Human rights organizations, opposition parties and media tried to piece together the toll from the deadly demonstrations, which according to Amnesty International may have been up to 100.
The United Nations has called for international observers to carry out an investigation in the affected regions, which the government has strongly rejected even as it has dismissed estimates of casualties without providing any of its own.
“That is one of the factors we are struggling against with this government, the blockade of information,” complained Beyene Petros, the chairman of a coalition of opposition parties. “Journalists cannot go and verify. We cannot do that.”
Local journalists are heavily constrained, and as Felix Horne of Human Rights Watch points out, Ethiopia is one of the biggest jailers of journalists on the continent.
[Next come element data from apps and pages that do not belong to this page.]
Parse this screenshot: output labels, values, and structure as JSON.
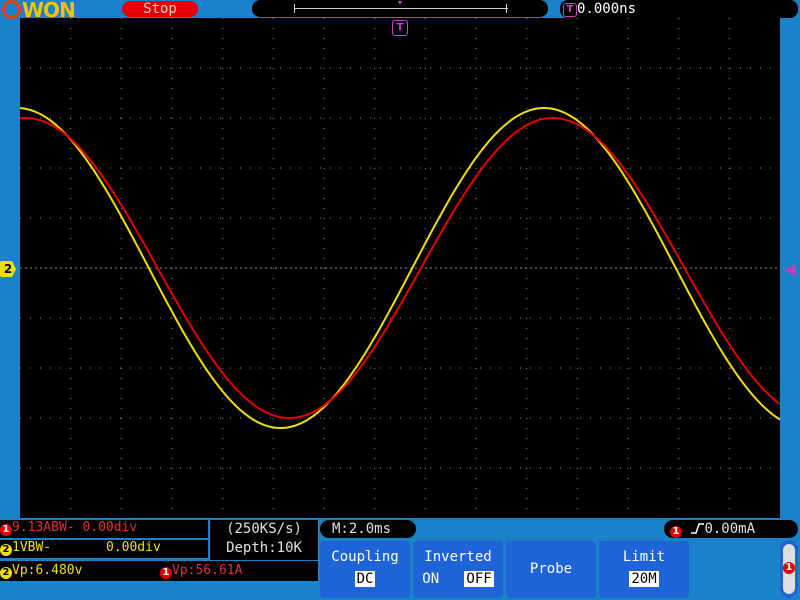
{
  "brand": {
    "logo_text": "WON"
  },
  "status": {
    "run_state": "Stop"
  },
  "trigger": {
    "time_badge": "T",
    "time_offset": "0.000ns",
    "marker_label": "T"
  },
  "channels": {
    "ch1": {
      "number": "1",
      "scale": "9.13ABW- 0.00div",
      "measurement": "Vp:56.61A",
      "color": "#e60000"
    },
    "ch2": {
      "number": "2",
      "scale": "1VBW-",
      "offset": "0.00div",
      "measurement": "Vp:6.480v",
      "color": "#f0e000"
    }
  },
  "acquisition": {
    "sample_rate": "(250KS/s)",
    "depth": "Depth:10K",
    "timebase": "M:2.0ms"
  },
  "trigger_info": {
    "channel": "1",
    "level": "0.00mA"
  },
  "menu": {
    "coupling": {
      "label": "Coupling",
      "value": "DC"
    },
    "inverted": {
      "label": "Inverted",
      "on": "ON",
      "off": "OFF"
    },
    "probe": {
      "label": "Probe"
    },
    "limit": {
      "label": "Limit",
      "value": "20M"
    },
    "side_channel": "1"
  },
  "chart_data": {
    "type": "line",
    "grid": true,
    "x_divisions": 15,
    "y_divisions": 10,
    "series": [
      {
        "channel": "2",
        "color": "#f0e000",
        "amplitude_div": 3.2,
        "period_div": 10.4,
        "phase_deg": 92
      },
      {
        "channel": "1",
        "color": "#e60000",
        "amplitude_div": 3.0,
        "period_div": 10.4,
        "phase_deg": 86
      }
    ]
  }
}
“Limitations on independent media, jamming of television and radio signals, and recent blocking of social media all point to a government afraid to allow its citizens access to independent information,” he said.
Foreign journalists do not fare much better, especially if they attempt to venture out of the capital to do their reporting.
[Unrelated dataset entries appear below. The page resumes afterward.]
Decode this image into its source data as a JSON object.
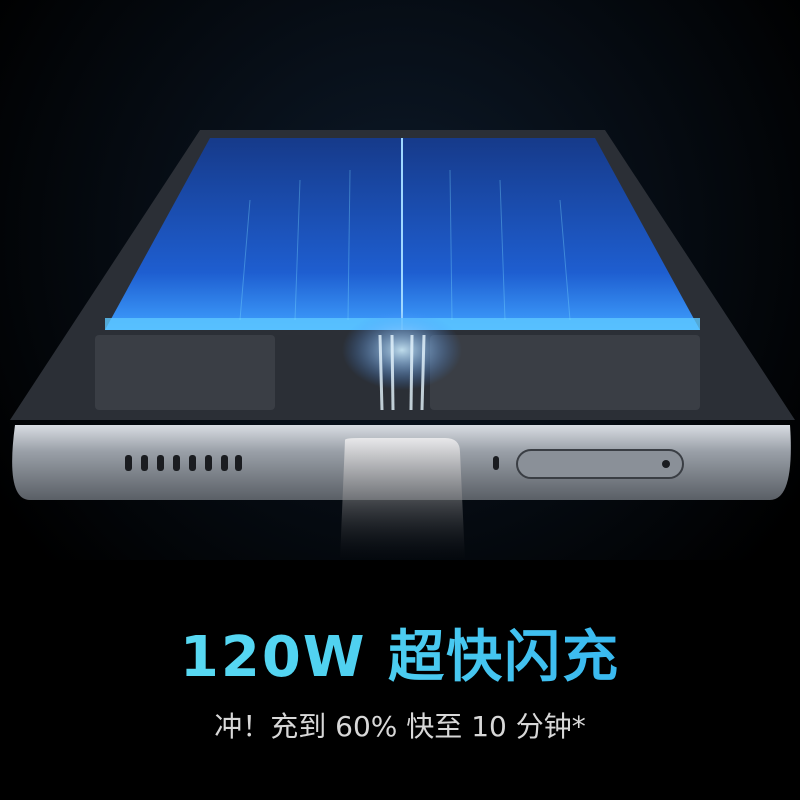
{
  "headline": "120W 超快闪充",
  "subheadline": "冲！充到 60% 快至 10 分钟*",
  "colors": {
    "accent_start": "#62e3f5",
    "accent_end": "#2aa8ef",
    "background": "#000000"
  }
}
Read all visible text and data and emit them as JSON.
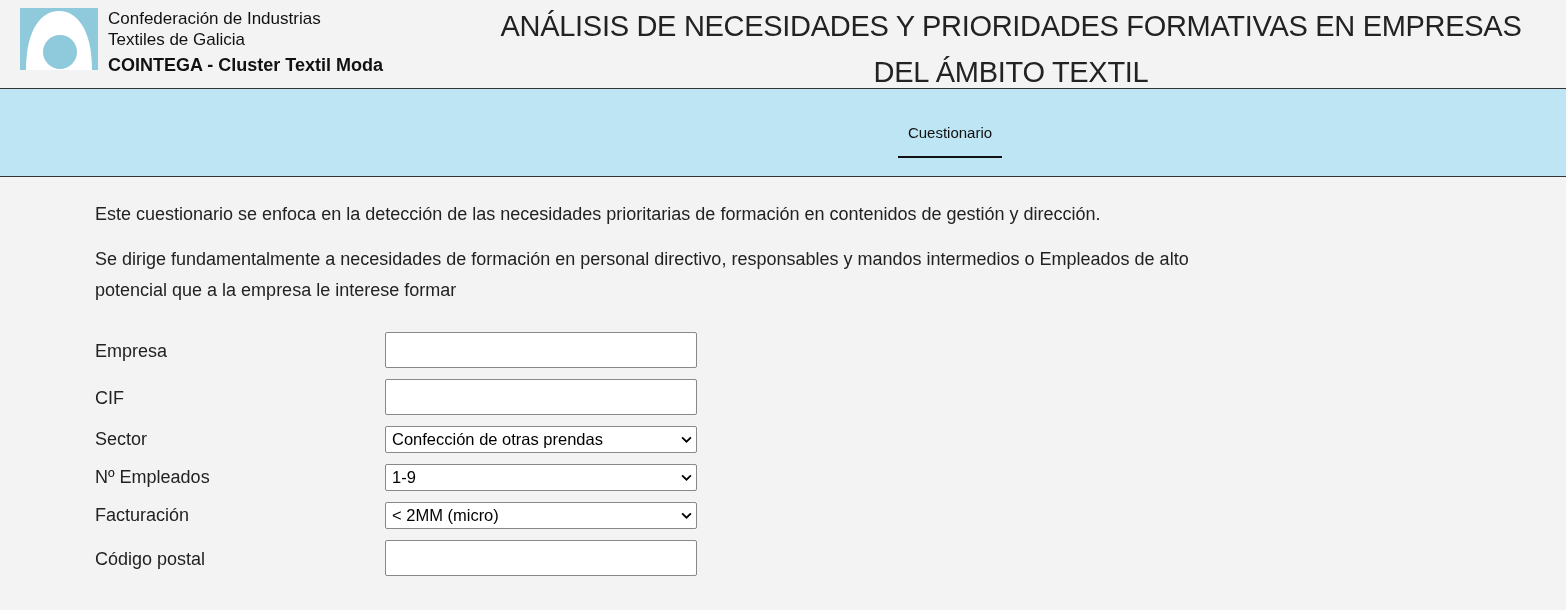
{
  "brand": {
    "line_1": "Confederación de Industrias",
    "line_2": "Textiles de Galicia",
    "line_3": "COINTEGA - Cluster Textil Moda"
  },
  "title": "ANÁLISIS DE NECESIDADES Y PRIORIDADES FORMATIVAS EN EMPRESAS DEL ÁMBITO TEXTIL",
  "tabs": [
    {
      "label": "Cuestionario",
      "selected": true
    }
  ],
  "intro": [
    "Este cuestionario se enfoca en la detección de las necesidades prioritarias de formación en contenidos de gestión y dirección.",
    "Se dirige fundamentalmente a necesidades de formación en personal directivo, responsables y mandos intermedios o Empleados de alto potencial que a la empresa le interese formar"
  ],
  "fields": [
    {
      "label": "Empresa",
      "kind": "text"
    },
    {
      "label": "CIF",
      "kind": "text"
    },
    {
      "label": "Sector",
      "kind": "select",
      "value": "Confección de otras prendas"
    },
    {
      "label": "Nº Empleados",
      "kind": "select",
      "value": "1-9"
    },
    {
      "label": "Facturación",
      "kind": "select",
      "value": "< 2MM (micro)"
    },
    {
      "label": "Código postal",
      "kind": "text"
    }
  ]
}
In March, the New York Times and Bloomberg correspondents were detained by police while trying to report on the disturbances in the Oromo Region.
They were sent back to Addis Ababa and held overnight in a local prison before being interrogated and released.
In a similar fashion, a television crew with American Public Broadcasting Service was detained on Aug. 8 south of the capital trying to do a story on the drought conditions.
They and their Ethiopian fixer — an accredited journalist in her own right — were released after 24 hours, and they were told not to do any reporting outside of Addis.
In both cases the journalists were all accredited by the Government Communication Affairs Office, with credentials that are supposed to extend the breadth of the country but in practice are widely ignored by local officials.
The government spokesman, Getachew Reda, has dismissed the allegations about the information crackdown in the country and in recent appearances on the Al Jazeera network he maintained that there are no obstacles to information in Ethiopia.
“This country is open for business, it’s open for the international community, people have every right to collect whatever information they want,” he said.